Friday, February 6, 2009


I just found the cover for my next book on Amazon. It's always exciting to see the cover of one's story--to see what an artist has come up with for one's characters. Are they anything like one imagined? Usually, the artist doesn't read the book, but they get detailed descriptions of the characters, as well as the story line, from the author and editorial team.

I have to say I like this one. It has a pretty lavender color scheme, and the placement of the hero and heroine matches that of its sister book: The Making of a Gentleman, my Aug. '08 book. For those who read that story about Florence, this is her brother, Damien, the parson's story. The costume (the white "preaching bands" collar) is historically accurate for the regency period). I just wish they'd made the waistline of the heroine's gown a trifle higher to be more in line with the empire waists of the regency period. The same goes for Florence's gown on the cover of The Making of a Gentleman; it should have been a little higher. Waistlines didn't start dropping until almost 1820 as the fashion styles transitioned into the romantic period of the 1830's.

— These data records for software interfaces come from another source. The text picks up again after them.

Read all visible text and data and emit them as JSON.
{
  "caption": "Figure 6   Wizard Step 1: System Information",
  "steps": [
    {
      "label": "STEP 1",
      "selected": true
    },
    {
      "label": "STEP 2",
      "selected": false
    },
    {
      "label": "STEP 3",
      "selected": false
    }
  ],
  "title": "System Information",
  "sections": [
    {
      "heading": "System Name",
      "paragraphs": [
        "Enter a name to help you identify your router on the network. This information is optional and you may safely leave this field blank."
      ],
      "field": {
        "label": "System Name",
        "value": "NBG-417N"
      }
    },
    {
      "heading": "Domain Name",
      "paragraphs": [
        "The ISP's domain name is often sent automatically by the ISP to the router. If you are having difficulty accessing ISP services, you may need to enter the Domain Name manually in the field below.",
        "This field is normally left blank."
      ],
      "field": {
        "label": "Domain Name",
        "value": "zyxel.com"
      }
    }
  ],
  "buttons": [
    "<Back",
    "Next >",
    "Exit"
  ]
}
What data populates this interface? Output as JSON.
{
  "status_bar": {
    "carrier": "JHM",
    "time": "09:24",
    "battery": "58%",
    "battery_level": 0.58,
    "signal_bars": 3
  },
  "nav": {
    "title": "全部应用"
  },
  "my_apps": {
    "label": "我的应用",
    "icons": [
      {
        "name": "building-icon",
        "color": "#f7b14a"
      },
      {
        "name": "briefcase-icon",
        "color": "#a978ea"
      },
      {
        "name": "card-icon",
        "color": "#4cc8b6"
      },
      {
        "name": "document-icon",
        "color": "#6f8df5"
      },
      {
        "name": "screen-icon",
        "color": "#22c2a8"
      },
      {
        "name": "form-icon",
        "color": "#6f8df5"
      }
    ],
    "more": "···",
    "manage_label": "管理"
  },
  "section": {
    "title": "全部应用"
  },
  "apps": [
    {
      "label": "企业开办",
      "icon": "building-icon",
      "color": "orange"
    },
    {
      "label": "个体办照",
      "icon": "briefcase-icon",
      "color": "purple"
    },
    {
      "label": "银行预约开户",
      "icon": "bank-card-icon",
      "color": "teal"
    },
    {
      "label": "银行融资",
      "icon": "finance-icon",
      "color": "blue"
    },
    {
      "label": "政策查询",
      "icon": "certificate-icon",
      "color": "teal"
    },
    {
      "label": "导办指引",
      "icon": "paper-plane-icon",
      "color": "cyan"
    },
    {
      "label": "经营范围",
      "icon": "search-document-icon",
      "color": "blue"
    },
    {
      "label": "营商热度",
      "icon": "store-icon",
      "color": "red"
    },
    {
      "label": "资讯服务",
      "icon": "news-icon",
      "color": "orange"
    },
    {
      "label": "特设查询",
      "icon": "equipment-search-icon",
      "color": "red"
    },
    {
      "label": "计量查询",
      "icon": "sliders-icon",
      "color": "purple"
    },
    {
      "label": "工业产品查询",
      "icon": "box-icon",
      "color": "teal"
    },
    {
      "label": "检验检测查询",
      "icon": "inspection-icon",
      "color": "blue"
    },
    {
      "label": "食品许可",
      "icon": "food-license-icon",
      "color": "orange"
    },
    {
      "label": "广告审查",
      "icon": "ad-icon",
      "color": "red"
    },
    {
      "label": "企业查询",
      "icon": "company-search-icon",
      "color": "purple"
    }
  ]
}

But other than that, I really like this cover. I kind of like the "headless covers," so a reader can imagine the hero & heroine's face themselves. Usually, the artist's models are not exactly the people I've envisioned.